The Emerald Isle is teeming with stunning sights, from breathtaking landscapes to atmospheric monasteries, but many of its hidden gems are, well, less well-known to most travelers.
If you’re less interested in exploring Ireland’s most popular tourist attractions, this list is for you.
Make the Most of Your Trip With a Luxury Private Tour
Explore the grand beauty of Ireland in comfort and luxury with a private tour.
Let experienced, friendly guides show you all the incredible wonders of this spectacular country, from the remote corners of the Dingle Peninsula to the breathtaking panoramas of the Ring of Kerry.
Relax in five-star accommodations and enjoy gourmet meals. Then, take in the hidden gems of Ireland: secluded beaches, picturesque lakes, and architectural marvels.
You’ll also have the chance to explore lively cities, uncover the country’s rich culture, and learn about its history.
What are you waiting for?
Book a private tour with Luxury Ireland Tours today and make the most of your trip. They offer custom itineraries that completely cater to your travel needs.
10 Hidden Gems You Have to Visit When in Ireland
If you’re looking for somewhere to satisfy your curiosity and your love for unique beauty, you won’t have to search much farther than Ireland. Here are ten of Ireland’s lesser-known sights.
1. Blarney Castle
Dating back almost six centuries, Blarney Castle stands near Cork and is best known for its Blarney Stone, a block of bluestone said to bestow the gift of eloquence upon those who kiss it.

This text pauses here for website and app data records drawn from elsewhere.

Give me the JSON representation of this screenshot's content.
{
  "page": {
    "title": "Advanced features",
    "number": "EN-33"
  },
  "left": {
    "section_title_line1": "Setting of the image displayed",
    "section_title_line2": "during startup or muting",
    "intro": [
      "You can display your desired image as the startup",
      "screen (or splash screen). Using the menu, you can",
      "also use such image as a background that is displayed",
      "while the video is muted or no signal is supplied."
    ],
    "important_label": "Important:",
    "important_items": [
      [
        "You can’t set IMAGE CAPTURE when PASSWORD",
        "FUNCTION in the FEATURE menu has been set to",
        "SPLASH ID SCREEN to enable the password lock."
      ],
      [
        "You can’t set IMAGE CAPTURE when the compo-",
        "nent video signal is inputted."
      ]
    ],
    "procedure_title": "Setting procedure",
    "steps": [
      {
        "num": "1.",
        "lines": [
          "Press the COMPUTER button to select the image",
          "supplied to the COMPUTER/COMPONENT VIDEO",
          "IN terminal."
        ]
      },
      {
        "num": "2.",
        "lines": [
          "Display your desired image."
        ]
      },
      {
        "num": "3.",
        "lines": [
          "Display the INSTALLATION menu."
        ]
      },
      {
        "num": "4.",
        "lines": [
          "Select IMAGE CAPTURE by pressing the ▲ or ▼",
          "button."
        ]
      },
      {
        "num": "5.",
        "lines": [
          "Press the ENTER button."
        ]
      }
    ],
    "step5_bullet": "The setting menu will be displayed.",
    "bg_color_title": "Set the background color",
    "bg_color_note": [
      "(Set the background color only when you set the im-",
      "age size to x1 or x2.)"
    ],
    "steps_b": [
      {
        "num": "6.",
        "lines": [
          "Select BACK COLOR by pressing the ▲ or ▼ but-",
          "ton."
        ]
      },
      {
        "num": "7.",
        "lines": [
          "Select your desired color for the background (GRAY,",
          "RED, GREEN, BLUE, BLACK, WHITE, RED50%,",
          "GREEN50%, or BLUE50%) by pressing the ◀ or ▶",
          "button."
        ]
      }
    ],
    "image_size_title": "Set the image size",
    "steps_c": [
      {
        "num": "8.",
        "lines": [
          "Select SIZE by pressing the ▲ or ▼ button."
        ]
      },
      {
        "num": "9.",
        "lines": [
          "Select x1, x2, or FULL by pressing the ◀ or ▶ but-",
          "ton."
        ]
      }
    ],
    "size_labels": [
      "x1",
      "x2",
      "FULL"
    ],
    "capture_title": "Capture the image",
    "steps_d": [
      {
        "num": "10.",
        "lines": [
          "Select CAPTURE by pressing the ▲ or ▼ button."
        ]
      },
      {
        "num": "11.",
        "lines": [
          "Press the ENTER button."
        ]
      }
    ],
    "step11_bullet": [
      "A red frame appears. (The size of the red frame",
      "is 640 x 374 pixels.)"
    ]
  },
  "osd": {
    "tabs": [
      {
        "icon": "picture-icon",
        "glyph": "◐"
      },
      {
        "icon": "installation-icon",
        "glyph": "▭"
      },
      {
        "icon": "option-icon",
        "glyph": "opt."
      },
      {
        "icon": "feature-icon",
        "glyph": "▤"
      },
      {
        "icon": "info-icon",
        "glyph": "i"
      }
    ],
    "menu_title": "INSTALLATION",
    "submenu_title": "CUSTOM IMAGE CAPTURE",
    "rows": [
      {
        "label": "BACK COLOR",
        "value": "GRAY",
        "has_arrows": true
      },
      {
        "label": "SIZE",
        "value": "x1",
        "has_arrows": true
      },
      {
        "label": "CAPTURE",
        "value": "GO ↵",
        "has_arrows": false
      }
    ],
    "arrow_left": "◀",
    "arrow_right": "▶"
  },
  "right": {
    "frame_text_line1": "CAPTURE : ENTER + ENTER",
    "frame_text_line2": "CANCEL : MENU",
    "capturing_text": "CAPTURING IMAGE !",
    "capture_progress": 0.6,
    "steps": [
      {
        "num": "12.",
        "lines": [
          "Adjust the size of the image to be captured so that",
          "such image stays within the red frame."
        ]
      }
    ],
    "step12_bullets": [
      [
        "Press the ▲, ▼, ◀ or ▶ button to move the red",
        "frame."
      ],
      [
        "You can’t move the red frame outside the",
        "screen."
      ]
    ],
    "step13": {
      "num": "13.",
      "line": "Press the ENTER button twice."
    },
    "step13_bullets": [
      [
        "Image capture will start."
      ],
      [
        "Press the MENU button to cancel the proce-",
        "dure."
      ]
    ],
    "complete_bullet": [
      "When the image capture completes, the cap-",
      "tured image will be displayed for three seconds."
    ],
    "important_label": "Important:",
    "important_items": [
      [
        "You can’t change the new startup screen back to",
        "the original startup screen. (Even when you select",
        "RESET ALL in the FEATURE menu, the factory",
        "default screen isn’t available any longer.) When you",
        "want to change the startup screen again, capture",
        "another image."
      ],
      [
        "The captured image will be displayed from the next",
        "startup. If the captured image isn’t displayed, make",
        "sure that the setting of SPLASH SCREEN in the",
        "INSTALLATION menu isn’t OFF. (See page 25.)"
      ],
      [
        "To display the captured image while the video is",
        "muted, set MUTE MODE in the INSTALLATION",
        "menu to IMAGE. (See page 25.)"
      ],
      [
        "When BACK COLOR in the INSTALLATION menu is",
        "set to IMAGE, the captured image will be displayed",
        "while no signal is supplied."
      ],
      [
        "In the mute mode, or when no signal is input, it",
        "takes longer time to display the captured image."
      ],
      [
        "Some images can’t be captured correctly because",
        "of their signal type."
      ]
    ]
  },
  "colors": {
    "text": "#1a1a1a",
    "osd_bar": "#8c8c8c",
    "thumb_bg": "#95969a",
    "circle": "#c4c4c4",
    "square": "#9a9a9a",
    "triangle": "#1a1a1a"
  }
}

Climb the castle’s narrow spiral staircase to the top, and explore its gargoyles and gardens.
2. Kilmacduagh Monastery
Kilmacduagh Monastery was founded in the 7th century, and while it technically still stands today, it’s in ruins. Legend says that the Abbey was built in this location because Saint Colman’s belt dropped off his robe at the spot. He took it as a sign he should build a new monastery.
3. The Spanish Arch
The Spanish Arch in Ireland is a national monument located in the city of Galway. It is found on the banks of the River Corrib and was originally built back in 1584. It is believed to have been built as an extension of the city’s walls and as a defense against potential enemy attacks.
4. Downpatrick Head
In County Mayo, north of Ballycastle village, is Downpatrick Head, which is a chunk of rock that’s been cut away from the mainland. You can find the small ruins of a church by Downpatrick Head, as well as a large nest of sea birds, a holy well, and a great view of the Atlantic Ocean.
At the Giant’s Causeway, the basalt columns created by the forces of wind, water, and time are situated on the shores of the North Atlantic Ocean in Galway, the home of Celtic music. Find the UNESCO-recognized world heritage site near the historic village of Bushmills, Northern Ireland.
6. Franciscan Well Brewery
The Franciscan Well Brewery was built on the site of an old monastery. It’s said that the well inside the monastery can cure the sick. The brewers that operate the well today have used the wonders of modern technology to turn the monastery into Ireland’s #1 Craft Brewery.
7. Poolbeg Lighthouse
According to historians, Poolbeg Lighthouse was the first lighthouse in the world that ran on candlepower. It was built in 1768 but changed to oil in 1786. The current structure, built in 1820, still survives today. You can find this lighthouse on the Great South wall of the Port of Dublin.
8. Slieve League Cliffs
If you’re looking for an adventure, check out Slieve League. Located along the southwest coast of Donegal County, it’s one of the highest cliffs in Europe. Not only that, but it has the second highest sea cliffs in Ireland after Croaghaun. Its dizzying views will take your breath away.
9. The Salmon Weir Bridge
Built in 1818, the Salmon Weir Bridge is one of Galway’s most impressive landmarks. It spans the River Corrib and has been renovated several times over the years. Spend some time there walking or cycling through the city or watching the silvery salmon swim from April to July.
10. Skellig Michael
This is a breathtakingly beautiful outcrop off the coast of Kerry. It was once an ancient pilgrimage site, and today the island is home to the remains of a monastic settlement and colonies of nesting seabirds. Hop on a boat and explore the island’s mysteries and the views.